BEGIN Input data
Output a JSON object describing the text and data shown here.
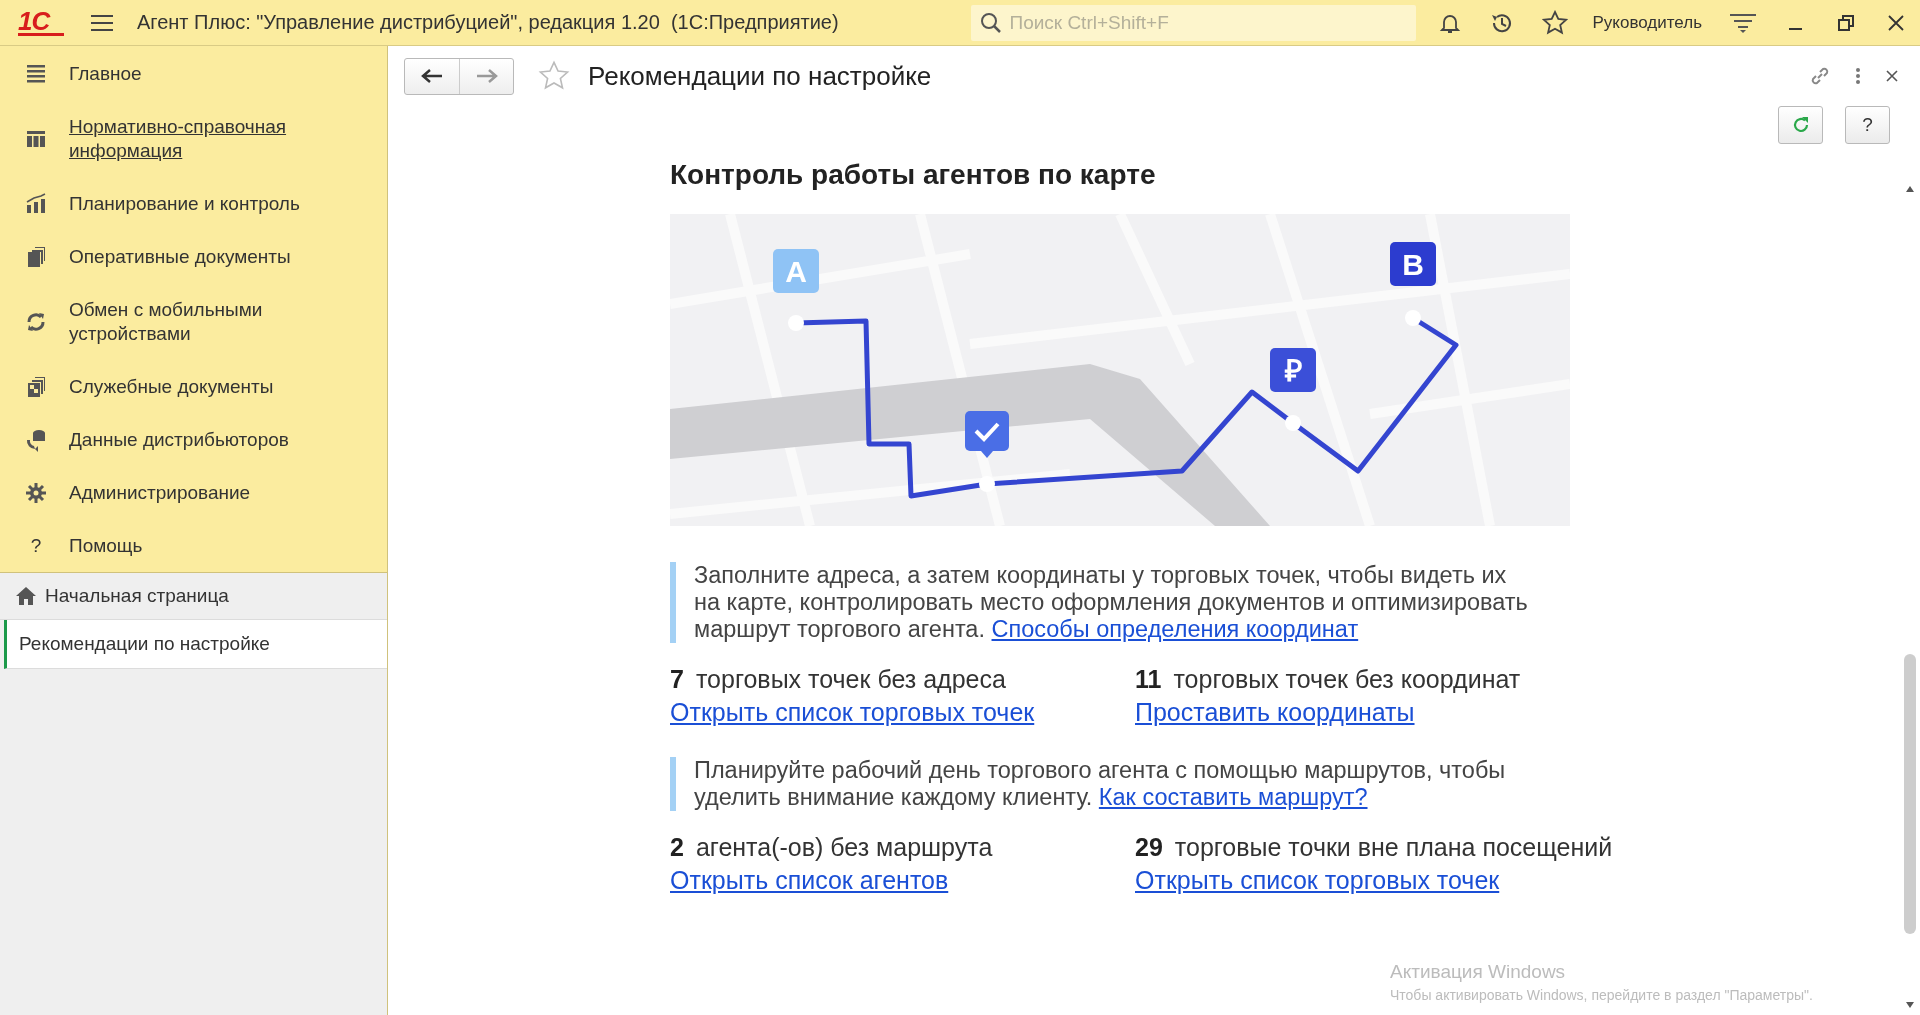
{
  "title_bar": {
    "logo": "1С",
    "app_title": "Агент Плюс: \"Управление дистрибуцией\", редакция 1.20  (1С:Предприятие)",
    "search_placeholder": "Поиск Ctrl+Shift+F",
    "user": "Руководитель"
  },
  "sidebar": {
    "items": [
      {
        "label": "Главное",
        "hovered": false
      },
      {
        "label": "Нормативно-справочная информация",
        "hovered": true
      },
      {
        "label": "Планирование и контроль",
        "hovered": false
      },
      {
        "label": "Оперативные документы",
        "hovered": false
      },
      {
        "label": "Обмен с мобильными устройствами",
        "hovered": false
      },
      {
        "label": "Служебные документы",
        "hovered": false
      },
      {
        "label": "Данные дистрибьюторов",
        "hovered": false
      },
      {
        "label": "Администрирование",
        "hovered": false
      },
      {
        "label": "Помощь",
        "hovered": false,
        "glyph": "?"
      }
    ]
  },
  "open_windows": [
    {
      "label": "Начальная страница",
      "selected": false
    },
    {
      "label": "Рекомендации по настройке",
      "selected": true
    }
  ],
  "form": {
    "title": "Рекомендации по настройке",
    "help_button": "?",
    "heading": "Контроль работы агентов по карте",
    "map": {
      "pins": [
        "A",
        "₽",
        "B"
      ]
    },
    "sections": [
      {
        "info": {
          "text": "Заполните адреса, а затем координаты у торговых точек, чтобы видеть их на карте, контролировать место оформления документов и оптимизировать маршрут торгового агента.",
          "link": "Способы определения координат"
        },
        "stats": [
          {
            "count": "7",
            "label": "торговых точек без адреса",
            "link": "Открыть список торговых точек"
          },
          {
            "count": "11",
            "label": "торговых точек без координат",
            "link": "Проставить координаты"
          }
        ]
      },
      {
        "info": {
          "text": "Планируйте рабочий день торгового агента с помощью маршрутов, чтобы уделить внимание каждому клиенту.",
          "link": "Как составить маршрут?"
        },
        "stats": [
          {
            "count": "2",
            "label": "агента(-ов) без маршрута",
            "link": "Открыть список агентов"
          },
          {
            "count": "29",
            "label": "торговые точки вне плана посещений",
            "link": "Открыть список торговых точек"
          }
        ]
      }
    ]
  },
  "watermark": {
    "title": "Активация Windows",
    "text": "Чтобы активировать Windows, перейдите в раздел \"Параметры\"."
  }
}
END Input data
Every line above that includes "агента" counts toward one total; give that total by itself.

3